Grab yourself a glass of Pimm’s and pull up a chair; there’s a regatta going on. Ah, yes, a nice regatta, with white sails all rigged (tt) moving at a regal pace across the harbour. Well, it looks regal at this distance. In the Olympic coverage of sailing regattas, they don’t have the nail-biting, body-part-crunching second-by-second coverage that characterizes some sports; rather, they have relaxing piano or guitar music and a summary of who accomplished what. Rowing, of course, is entirely another thing, but even doing the sailing at boat level is not so serene – watch those guys hanging off the side, knees at 90 degrees and bodies half upright: how long would your quads and abs last doing that? It’s competitive. It’s a race! It’s almost as vindictive as a vendetta.
But still, when you think of a regatta, what do you think of? Quite likely the view I had out my bedroom window this afternoon: a cotillion of white sails decorating the water and moving more slowly in the visual field than a mobile. Perhaps you’re watching it from a waterside bar calling itself Regatta.
This word actually is a bit on the pizzicato side for something that has that kind of white-pants-white-jacket yacht-club air. (Apologies to my fellow native Calgarians and other dry-land people, who may not be all that up on yacht clubs; there are several in Toronto and environs, ranging from the upper-crust to the merely rather expensive but accessible, and they are well known, especially the top tier.) But think of it as something one may attend after a light lunch of frittata. And focus as much on the reg, which is not the reg of register nor even the reg of regular; it’s the reg of regal and regale that sets the atta-tude.
Ah, yes, white-glove service, egg white frittata, white pants and white jacket, a few little whitecaps, white sails… Truly a regatta de blanc. But, oh, don’t call the Police: their album, Reggatta de Blanc, has two g‘s, and the title is a pseudo-French translation of “white reggae” (French for reggae is actually reggae; the tapping of the atta, like an opening riff from Stewart Copeland’s drums, shows up again with their next album, Zenyattà Mondatta). But then the album opens with “Message in a Bottle,” and how could you not think nautically? And the almost relaxed, almost spacey slow groove with tipping and tapping in “Walking on the Moon” – it takes me nearly back to the music for the television coverage of regattas.

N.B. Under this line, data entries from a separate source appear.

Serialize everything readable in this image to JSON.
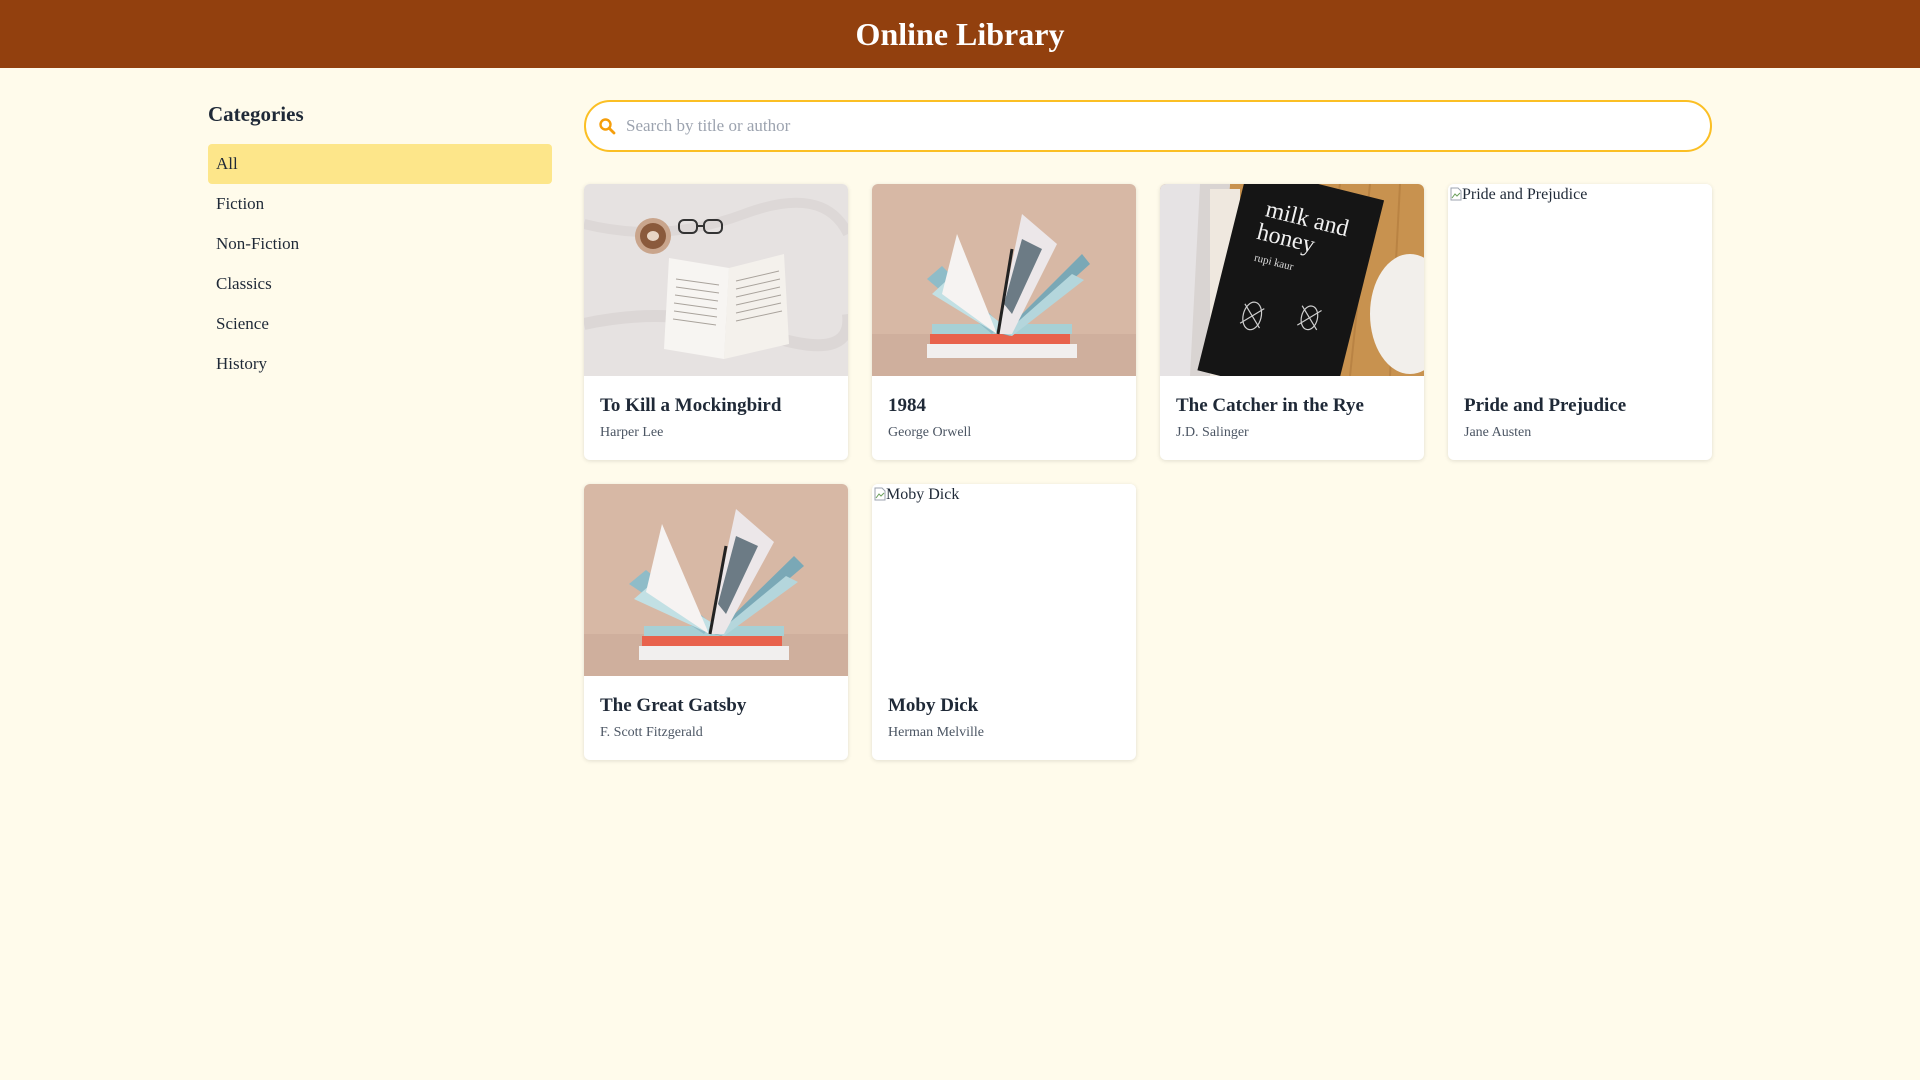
{
  "header": {
    "title": "Online Library"
  },
  "sidebar": {
    "heading": "Categories",
    "items": [
      {
        "label": "All",
        "active": true
      },
      {
        "label": "Fiction",
        "active": false
      },
      {
        "label": "Non-Fiction",
        "active": false
      },
      {
        "label": "Classics",
        "active": false
      },
      {
        "label": "Science",
        "active": false
      },
      {
        "label": "History",
        "active": false
      }
    ]
  },
  "search": {
    "placeholder": "Search by title or author",
    "value": "",
    "icon": "search-icon"
  },
  "books": [
    {
      "title": "To Kill a Mockingbird",
      "author": "Harper Lee",
      "cover": "open-book-with-glasses-and-coffee",
      "image_loaded": true
    },
    {
      "title": "1984",
      "author": "George Orwell",
      "cover": "fanned-open-book",
      "image_loaded": true
    },
    {
      "title": "The Catcher in the Rye",
      "author": "J.D. Salinger",
      "cover": "milk-and-honey-book",
      "cover_text_1": "milk and",
      "cover_text_2": "honey",
      "cover_text_3": "rupi kaur",
      "image_loaded": true
    },
    {
      "title": "Pride and Prejudice",
      "author": "Jane Austen",
      "cover_alt": "Pride and Prejudice",
      "image_loaded": false
    },
    {
      "title": "The Great Gatsby",
      "author": "F. Scott Fitzgerald",
      "cover": "fanned-open-book",
      "image_loaded": true
    },
    {
      "title": "Moby Dick",
      "author": "Herman Melville",
      "cover_alt": "Moby Dick",
      "image_loaded": false
    }
  ],
  "colors": {
    "header_bg": "#92400e",
    "page_bg": "#fffbeb",
    "active_category": "#fde68a",
    "search_border": "#fbbf24"
  }
}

Not that regattas were always quite so genteel; the original regatta was a race held on the Grand Canal in Venice and undoubtedly at least a little rougher, given that it was 17th-century Venice we’re talking about, the very chronotope of Shakespeare’s Merchant of Venice and a town known for naval aggression and pride. The word, in the regional Italian dialect, meant “competition” and appears to have stemmed from the same Latin root that gave English capture. But then some 18th-century toffs decided to have one on the Thames, and, well, here we are. Do have some more Pimm’s.